Mortar shells are less powerful than Katyusha rockets, but have been lethally used against Israel by terrorists in Gaza and Lebanon during the Second Lebanon War and Operation Protective Edge. Both Boeing and Israel's Rafael Advanced Defense Systems, Ltd. (Israel's second largest defense company) are working on laser defense systems against this threat.
IsraelDefense reports that Rafael's system is known as Iron Beam, and could become operational within five years. Boeing, too, is working on a system, called "High Energy Laser Mobile Demonstrator", which could be ready by mid-to-late 2017.
Israel's Iron Dome missile defense system cannot be used against the hundreds or thousands of mortar shells expected to be fired during a war, for economic and logistical reasons. A laser-based solution, however, would be effective, reasonably-priced, and would enable forces to maneuver with minimum risk.
Peggy Morse, VP of Boeing's Directed Energy & Strategic Systems, told IsraelDefense that her company's system is "only a prototype at the moment, but we can present an operational system within two years. The advantage of this system is the cost/interception ratio compared to the use of interceptors. It can produce 150-200 shots between two cooling cycles, and thousands of shots in a 24-hour timeframe."

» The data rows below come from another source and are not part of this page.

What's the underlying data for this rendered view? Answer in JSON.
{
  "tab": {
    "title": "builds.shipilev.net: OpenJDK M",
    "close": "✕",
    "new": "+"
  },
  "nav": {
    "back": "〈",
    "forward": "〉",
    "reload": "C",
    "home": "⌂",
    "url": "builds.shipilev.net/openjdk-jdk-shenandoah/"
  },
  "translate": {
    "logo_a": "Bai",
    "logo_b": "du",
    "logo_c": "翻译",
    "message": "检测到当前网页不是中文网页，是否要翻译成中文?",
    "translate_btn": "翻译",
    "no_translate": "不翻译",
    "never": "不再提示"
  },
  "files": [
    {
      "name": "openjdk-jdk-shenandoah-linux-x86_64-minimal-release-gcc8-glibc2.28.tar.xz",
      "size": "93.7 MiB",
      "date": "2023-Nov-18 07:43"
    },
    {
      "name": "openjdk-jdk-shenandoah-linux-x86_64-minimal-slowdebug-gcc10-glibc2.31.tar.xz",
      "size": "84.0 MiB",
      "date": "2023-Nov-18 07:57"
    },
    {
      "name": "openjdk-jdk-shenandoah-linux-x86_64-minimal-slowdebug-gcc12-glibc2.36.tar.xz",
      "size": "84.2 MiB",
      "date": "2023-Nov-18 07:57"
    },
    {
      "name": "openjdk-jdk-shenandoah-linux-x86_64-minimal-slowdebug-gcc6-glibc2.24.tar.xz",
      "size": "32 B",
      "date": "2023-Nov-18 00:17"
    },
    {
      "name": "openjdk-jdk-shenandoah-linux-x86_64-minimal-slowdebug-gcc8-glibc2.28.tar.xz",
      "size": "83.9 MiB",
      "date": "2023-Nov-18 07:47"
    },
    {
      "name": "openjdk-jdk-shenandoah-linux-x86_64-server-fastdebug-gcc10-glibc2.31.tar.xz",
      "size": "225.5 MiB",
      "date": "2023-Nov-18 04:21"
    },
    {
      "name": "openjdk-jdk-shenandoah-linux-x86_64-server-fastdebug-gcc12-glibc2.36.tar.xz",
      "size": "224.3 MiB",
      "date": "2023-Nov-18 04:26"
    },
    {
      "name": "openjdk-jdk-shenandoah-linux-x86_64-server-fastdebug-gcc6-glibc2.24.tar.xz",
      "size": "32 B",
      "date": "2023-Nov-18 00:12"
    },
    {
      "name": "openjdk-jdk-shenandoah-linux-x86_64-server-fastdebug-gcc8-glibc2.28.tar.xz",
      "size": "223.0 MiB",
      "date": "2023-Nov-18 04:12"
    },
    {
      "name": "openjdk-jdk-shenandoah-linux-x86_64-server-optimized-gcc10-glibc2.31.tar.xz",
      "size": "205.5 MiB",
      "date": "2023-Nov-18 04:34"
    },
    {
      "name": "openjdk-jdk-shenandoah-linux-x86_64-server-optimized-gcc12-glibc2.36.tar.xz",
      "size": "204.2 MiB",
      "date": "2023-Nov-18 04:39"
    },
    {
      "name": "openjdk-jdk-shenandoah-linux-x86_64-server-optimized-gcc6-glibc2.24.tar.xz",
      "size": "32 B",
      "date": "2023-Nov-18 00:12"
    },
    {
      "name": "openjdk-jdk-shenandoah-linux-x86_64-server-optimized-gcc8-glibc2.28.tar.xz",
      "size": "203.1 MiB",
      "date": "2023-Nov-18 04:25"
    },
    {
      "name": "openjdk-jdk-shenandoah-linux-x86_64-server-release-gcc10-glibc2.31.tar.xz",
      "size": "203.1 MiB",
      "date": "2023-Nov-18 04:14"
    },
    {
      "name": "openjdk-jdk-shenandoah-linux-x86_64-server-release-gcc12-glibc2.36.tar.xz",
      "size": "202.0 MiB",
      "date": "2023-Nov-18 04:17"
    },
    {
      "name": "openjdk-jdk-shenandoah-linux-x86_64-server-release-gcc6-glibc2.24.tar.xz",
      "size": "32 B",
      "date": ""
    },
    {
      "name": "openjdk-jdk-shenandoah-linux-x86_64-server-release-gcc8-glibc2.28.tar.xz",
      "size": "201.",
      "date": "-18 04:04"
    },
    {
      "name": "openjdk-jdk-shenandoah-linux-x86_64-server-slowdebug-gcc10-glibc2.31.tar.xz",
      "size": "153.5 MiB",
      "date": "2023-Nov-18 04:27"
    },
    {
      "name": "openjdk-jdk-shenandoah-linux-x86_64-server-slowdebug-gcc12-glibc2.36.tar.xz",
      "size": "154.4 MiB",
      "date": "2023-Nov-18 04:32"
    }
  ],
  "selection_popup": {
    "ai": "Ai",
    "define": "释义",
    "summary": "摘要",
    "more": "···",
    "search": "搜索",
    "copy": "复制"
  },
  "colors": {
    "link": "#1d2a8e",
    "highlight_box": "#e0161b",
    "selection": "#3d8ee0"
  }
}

She estimated that 50 such systems would be needed to provide protection against mortar fire along the entire perimeter of the Gaza Strip, and that they could be built within five years. Cooperation with Rafael was being considered, she said, but is not practical at present because both companies are in fact working on similar systems. "At the same time, we can think about integrating our system with [Israel's] Iron Dome system," she noted.
Laser systems have their limitations, of course. They do not work perfectly in inclement weather conditions, and friendly vehicles in the vicinity are susceptible to damage when the system is in operation. From a technical standpoint, the output rate of the laser beams must be increased more than three-fold, to 100 kilowatts, in order to shorten the interception process to the recommended half-second duration.
Relatively little is known about Rafael's system. The Ministry of Defense would say only, "At present, no operational laser interception system is available anywhere in the world (including the USA). If [Boeing] had a mature operational system ready for immediate deployment, the acquisition of such systems by the IDF could be considered in principle…"